In order to get their job done Bob and Sam need to store loads of information in their short-term memory including:

  • Variable names
  • Method names
  • Commonly used API calls
  • Other parts of the system which might be effected by the code they are updating
  • Race conditions
  • etc…

This also means that when Bob gets interrupted by Sam, Bob has to stop what he is doing to reply to Sam, then needs to start getting himself back in “the zone” and makes sure he re-obtains all the required information i.e. time is wasted on context switching. Let us assume that Bob needs 4 mins to get back all the required information stored in his short-term memory and let us also assume that Bob has to interrupt every other team member 4 times a day. Plotting this information we get the graph below:

Graph showing the number of hours on the y-axis against the number of developers in a team on the x-axis. The blue line shows the total number of hours of work per day, while the orange line shows time wasted on context switching.

As you can see when 31 members join the team no work will get done because everyone is getting too many interruptions.

But wait… this is not entirely correct first of all I pulled out the numbers out of a hat and secondly we are basing this on the fact that Bob had to ask all his team mates 4 questions a day.
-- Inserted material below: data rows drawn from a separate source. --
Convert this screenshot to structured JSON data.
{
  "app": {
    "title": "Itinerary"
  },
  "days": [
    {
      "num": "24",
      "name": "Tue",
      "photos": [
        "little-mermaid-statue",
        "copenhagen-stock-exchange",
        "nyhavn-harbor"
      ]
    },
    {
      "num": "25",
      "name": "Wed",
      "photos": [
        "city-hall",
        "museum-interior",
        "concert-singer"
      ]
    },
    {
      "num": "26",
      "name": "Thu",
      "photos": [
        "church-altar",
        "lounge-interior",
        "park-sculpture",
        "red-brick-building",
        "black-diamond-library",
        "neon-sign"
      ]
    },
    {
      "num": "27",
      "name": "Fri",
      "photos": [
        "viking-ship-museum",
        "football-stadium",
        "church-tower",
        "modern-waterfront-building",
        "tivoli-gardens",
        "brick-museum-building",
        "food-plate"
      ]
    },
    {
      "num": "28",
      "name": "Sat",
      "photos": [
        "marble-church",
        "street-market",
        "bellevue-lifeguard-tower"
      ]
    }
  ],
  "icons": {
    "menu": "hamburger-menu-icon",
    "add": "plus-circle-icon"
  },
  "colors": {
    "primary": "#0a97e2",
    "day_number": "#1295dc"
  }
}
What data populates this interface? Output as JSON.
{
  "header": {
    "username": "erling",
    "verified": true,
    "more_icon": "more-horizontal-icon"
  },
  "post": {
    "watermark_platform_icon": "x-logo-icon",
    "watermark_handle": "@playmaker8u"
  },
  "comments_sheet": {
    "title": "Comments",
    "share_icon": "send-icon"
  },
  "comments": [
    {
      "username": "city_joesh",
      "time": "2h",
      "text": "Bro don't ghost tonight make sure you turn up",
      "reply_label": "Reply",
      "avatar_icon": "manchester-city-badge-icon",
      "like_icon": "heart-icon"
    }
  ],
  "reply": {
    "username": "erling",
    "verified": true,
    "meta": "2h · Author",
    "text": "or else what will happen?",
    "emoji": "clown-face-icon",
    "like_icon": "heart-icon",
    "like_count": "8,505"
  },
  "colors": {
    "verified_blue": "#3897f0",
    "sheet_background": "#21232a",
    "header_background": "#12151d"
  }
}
One can argue that you can limit the number of interruptions by adding documentation thus Bob can refer to the documentation instead of interrupting Sam. However when adding more team members this doesn’t only affect the number of interruptions, but also has an impact on:

  • Decisions that need to be taken as a team are greatly affected, sometimes it’s hard to get an idea agreed by 3 developers, let alone by 31.
  • There is a great overhead to induce 31 developers.
  • Time spent in meetings is also greatly affected. If 31 developers speak for 2 mins each, you get a scrum meeting which lasts slightly longer than an hour.
  • To create documentation you might need to consult with 31 developers.
  • And I don’t even want to think what a nightmare it will be to plan the tasks and manage a team of 31 developers.

Anyway you see it, adding more people to a team will not get the job done faster, on the contrary Brooks’ law states that:

“Adding manpower to a late software project makes it later.”

There is of course the optimal number of developers to get the right balance between the work produced and the time it takes to finish a project. This number tends to vary both on the nature of the project and the experience of the team. If you record sprint velocity it is always interesting to see what happens when someone is on sick or on leave for a sprint.

Graph showing the number of months required to deliver a project on the y-axis against the number of team members on the x-axis.

In general, teams which require communication amongst themselves do not scale. For your reference the number of communication channels in a team can be found by using the below formula, where N is the number of members in a team:

Communication Channels = N(N-1)/2

For the non-developers reading this post, this is why the government is so inefficient because we elect more than 60 members of parliament (1770 communication channels, for those doing the Maths) who all want to get their ideas across and convince the rest of the members that their idea is the best.

To conclude I don’t believe that you should have more than 7 ± 2 (The Magical Number Seven, Plus or Minus Two) team members which amongst themselves do the required roles to deliver the project: planning, architecture, development, testing, project management, gathering functional requirements, documentation etc…